This is the last of three blogs from this year’s Global Philanthropy Forum. Yesterday I focused on citizen abilities to help families and communities organize, thrive and adapt and to hold institutions to account. Today I look at citizens’ role in providing big data and quick feedback on social initiatives; and in driving innovation.
Citizens’ ability to inform
One perhaps overlooked role of citizens in this age of big data lies in their ability to provide comprehensive feedback and rapid response to government (and foundation) initiatives. The World Bank’s Sanjay Pradhan called this part of his ‘third frontier’, and noted that governments are realizing that citizen preferences and emphases are no longer important only during elections, or at moments of marked conflict or debate. Citizen reaction to government action is now available immediately, 24/7. This in turn means that government’s ability to hear, to discern patterns, and to respond becomes increasingly important.
Governments are not the only actors being informed by citizens. The private sector has been quicker than government to recognize the importance of paying closer attention to customers. It was clear at GPF that crowdfunded non-profits such as Watsi (a global fundraising platform for medical operations that patients could otherwise not afford) are getting a lot of data and feedback from thousands of small donors, and that they are paying meticulous attention. In effect, their microdonors may have a larger aggregate influence than ‘big-chunk’ foundation donors, because the microdonors provide more data, more frequently.
Foundations have been getting used to getting grantee feedback over the last 15 years. The next frontier for foundations is likely to be rapid beneficiary feedback. Technologically, this is already possible – a recent survey by Firelight found that 100% of our grantees are using text to communicate, and 80% of their beneficiaries are doing so as well. As GPF founder Jane Wales said, ‘We have a real opportunity for beneficiary feedback in forms that really invite candour and nuance, and that help us make more effective interventions. Why would a beneficiary “show up” to give such feedback? If it’s cheap and easy, and if it would change their lives.’ This is a space to watch.
Citizens’ ability to innovate
Foundations that keep their eyes on both global goals and citizen solutions can be somewhat schizophrenic. The ‘global goals’ part of their consciousness often leads them to look for broken links in supply chains, to emphasize the ‘science of delivery’, and to focus on what’s known to work – it brings out the technocrat in the philanthropist.

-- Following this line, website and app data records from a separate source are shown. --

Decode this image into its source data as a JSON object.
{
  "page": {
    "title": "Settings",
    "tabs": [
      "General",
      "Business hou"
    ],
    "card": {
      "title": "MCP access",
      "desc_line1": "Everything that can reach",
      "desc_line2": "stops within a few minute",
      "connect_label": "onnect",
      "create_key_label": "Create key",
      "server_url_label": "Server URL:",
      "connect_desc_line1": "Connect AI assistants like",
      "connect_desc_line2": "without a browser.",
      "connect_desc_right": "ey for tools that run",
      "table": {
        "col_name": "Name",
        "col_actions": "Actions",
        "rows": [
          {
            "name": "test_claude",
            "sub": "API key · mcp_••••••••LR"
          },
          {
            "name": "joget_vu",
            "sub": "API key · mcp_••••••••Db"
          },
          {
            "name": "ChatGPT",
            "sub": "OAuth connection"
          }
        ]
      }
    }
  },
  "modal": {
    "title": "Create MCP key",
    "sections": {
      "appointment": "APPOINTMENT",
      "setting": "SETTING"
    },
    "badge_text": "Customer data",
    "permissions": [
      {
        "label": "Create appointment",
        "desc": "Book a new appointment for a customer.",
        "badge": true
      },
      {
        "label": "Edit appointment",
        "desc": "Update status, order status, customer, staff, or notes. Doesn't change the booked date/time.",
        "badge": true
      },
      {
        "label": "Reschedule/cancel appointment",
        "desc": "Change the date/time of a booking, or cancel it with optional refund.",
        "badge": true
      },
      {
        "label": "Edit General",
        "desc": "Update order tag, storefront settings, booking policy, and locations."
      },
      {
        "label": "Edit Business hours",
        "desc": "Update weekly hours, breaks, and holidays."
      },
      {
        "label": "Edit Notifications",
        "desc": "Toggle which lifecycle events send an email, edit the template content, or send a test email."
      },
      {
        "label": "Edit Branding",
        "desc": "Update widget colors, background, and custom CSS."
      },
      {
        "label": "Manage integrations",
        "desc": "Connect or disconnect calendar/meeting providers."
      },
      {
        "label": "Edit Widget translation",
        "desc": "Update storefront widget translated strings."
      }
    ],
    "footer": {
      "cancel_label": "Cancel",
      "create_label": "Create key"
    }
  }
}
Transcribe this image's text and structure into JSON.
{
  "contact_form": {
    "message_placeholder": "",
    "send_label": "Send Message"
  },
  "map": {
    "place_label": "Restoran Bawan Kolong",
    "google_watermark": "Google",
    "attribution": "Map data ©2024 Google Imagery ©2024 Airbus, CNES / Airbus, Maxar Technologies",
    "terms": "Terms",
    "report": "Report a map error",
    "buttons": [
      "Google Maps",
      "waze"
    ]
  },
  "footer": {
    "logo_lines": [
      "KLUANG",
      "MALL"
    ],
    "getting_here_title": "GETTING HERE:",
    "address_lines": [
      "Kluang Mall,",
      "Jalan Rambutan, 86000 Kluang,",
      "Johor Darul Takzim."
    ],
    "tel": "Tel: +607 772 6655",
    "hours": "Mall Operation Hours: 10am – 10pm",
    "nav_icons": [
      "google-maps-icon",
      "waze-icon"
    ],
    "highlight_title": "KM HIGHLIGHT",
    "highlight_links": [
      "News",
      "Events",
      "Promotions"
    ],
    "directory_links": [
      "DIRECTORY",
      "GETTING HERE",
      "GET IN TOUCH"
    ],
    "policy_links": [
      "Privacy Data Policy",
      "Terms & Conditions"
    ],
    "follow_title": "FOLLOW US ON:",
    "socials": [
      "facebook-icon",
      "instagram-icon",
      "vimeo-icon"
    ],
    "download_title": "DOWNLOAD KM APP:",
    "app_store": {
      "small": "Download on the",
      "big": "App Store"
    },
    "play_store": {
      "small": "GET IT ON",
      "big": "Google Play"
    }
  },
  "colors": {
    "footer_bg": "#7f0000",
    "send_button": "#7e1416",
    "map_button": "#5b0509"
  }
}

But the ‘citizen solution’ part leans towards a more ‘hundred flowers’ point of view.
New Ford Foundation president Darren Walker expressed this lens admirably in a very engaging talk he gave on the second day of the GPF. ‘Philanthropy,’ he said, ‘creates the space for people who have the ideas we can’t imagine …
How would you create a logic model with the predictive capacity to see Nelson Mandela walk out of prison and become President of South Africa?’
The challenge, of course, is to ensure that the space created is well used, since the global challenges in question are critical, and the accomplishment of each global goal is of high importance to hundreds of millions, or billions, of people.
Individuals and smaller groups are often more innovative than governments and large lumbering organizations. Citizen groups will be stronger on social innovation – replicable, affordable ways of overcoming common inequities and obstacles to social development – than on technological innovation. Citizen solutions in this area will often be about rethinking the social relations, roles and obligations between actors. If done well, this can be a very important part of the ‘science of delivery’.
In our own experience at Firelight, we have put out a number of requests for proposals to Tanzanian NGOs looking for innovative family- and community-based approaches to improving children’s primary school learning outcomes. But we found that the first round of concept notes featured pretty conventional ideas – both funder and applicant are usually better at problem description than at imagining distinctly new solutions. We have found that it takes a sort of ‘breakthrough conversation’ to create the space Darren Walker was talking about, and to get funder and applicant to start talking about real social innovation.
Keeping the balance
It is the nature of the GPF, and the spirit of globally engaged foundations, to be simultaneously ‘looking up’ towards global goals and ‘looking down’ to identify and support citizen solutions. In this age of rapid technological change, global challenges, and the emerging 2015-30 Sustainable Development framework, it will be important to balance these two perspectives dynamically and well.
Peter Laugharn, is executive director of the Firelight Foundation.